Organolithium compounds and enophiles can also react with C-P triple bonds, along with [2+1], [2+2], [2+3], and [2+4] cycloadditions. tert-Butylphosphaacetylene also undergoes a homo Diels-Alder cycloaddition reaction.[7][8]


  1. ^ Becker, Gerd; Gresser, Gudrun; Uhl, Werner. "2,2-Dimethylpropylidinphosphan, eine stabile Verbindung mit einem Phosphoratom der Koordinationszahl 1." Zeitschrift für Naturforschung, Teil B:Anorganische Chemie, Organische Chemie 1981, 36, 16.
  2. ^ Maerkl, Gottfried; Sejpka, Hans. "2-(2,4,6-tri-tert-butylphenyl)-1-phosphaethin, 1,4-bis-(trimethylsiloxy)-1,4-bis-(2,4,6-tri-tert-butylphenyl)-2, 3-diphosphabutadien." Tetrahedron Lett. 1986, 27, 171. doi:10.1016/S0040-4039(00)83969-6.
  3. ^ Arif, Atta M.; Barron, Andrew R.; Cowley, Alan H.; Hall, Stephen W. "Reaction of the phospha-alkyne ArCP (Ar = 2,4,6-But 3C6H2) with nucleophiles: a new approach to 1,3-diphosphabutadiene synthesis." J. Chem.
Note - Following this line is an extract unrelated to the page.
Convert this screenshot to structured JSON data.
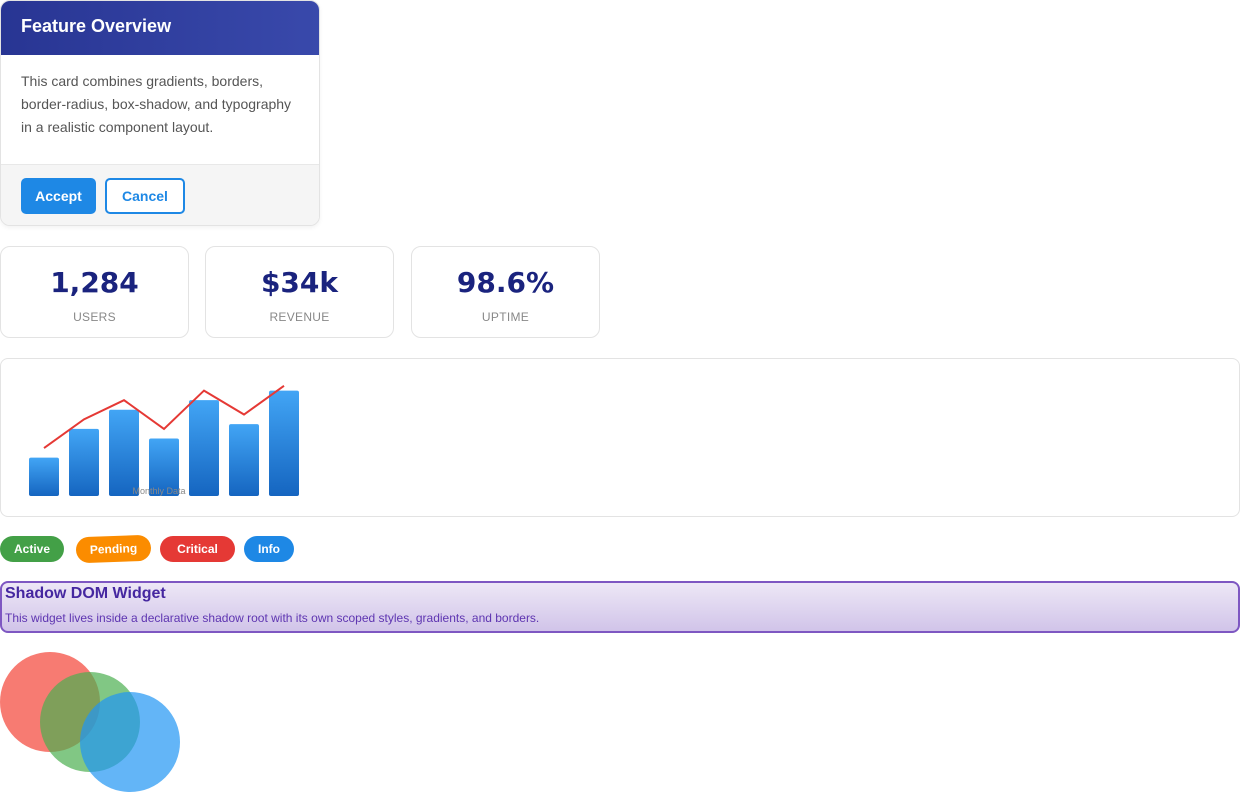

Soc., Chem. Commun. 1988, 3, 171. doi:10.1039/c39880000171.
  4. ^ Brym, Markus.; Jones, Cameron. "Synthesis, characterisation and reactivity of the first diphosphaalkyne." Dalton Trans. 2003, 19, 3665. doi:10.1039/b309061b.
  5. ^ Oberhammer, Heinz; Berker, Gerd; Gresser, Gudrun. "Molecular structures of phosphorus compounds : Part IX. Gas-phase structure of 2,2-dimethylpropylidynephosphine." Journal of Molecular Structure 1981, 75, 283-289. doi:10.1016/0022-2860(81)85242-8.
  6. ^ Laali, Kenneth K.; Geissler, Bernhard; Regitz, Manfred; Houser, John J. "C-Protonation of Adamantylphosphaacetylene (1-AdC≡P) and tert-Butylphosphaacetylene (tBuC≡P) in Superacids: Phosphavinyl Cation Generation and Trapping To Form Phosphaalkenes, Formation of Isomeric Boron-Containing Spirocyclic Betaines by Reaction of 1-AdC≡P with B(OTf)3, and Theoretical Studies on Protonation of MeC≡P." J. Org. Chem. 1995, 60, 6362.
  7. ^ Nixon, John F. "Coordination chemistry of compounds containing phosphorus-carbon multiple bonds." Chem. Rev. 1988, 88, 1327. doi:10.1021/cr00089a015.
  8. ^ Regitz, Manfred. "Phosphaalkynes: New Building Blocks in Synthetic Chemistry." Chem. Rev. 1990, 90, 191. doi:10.1021/cr00099a007.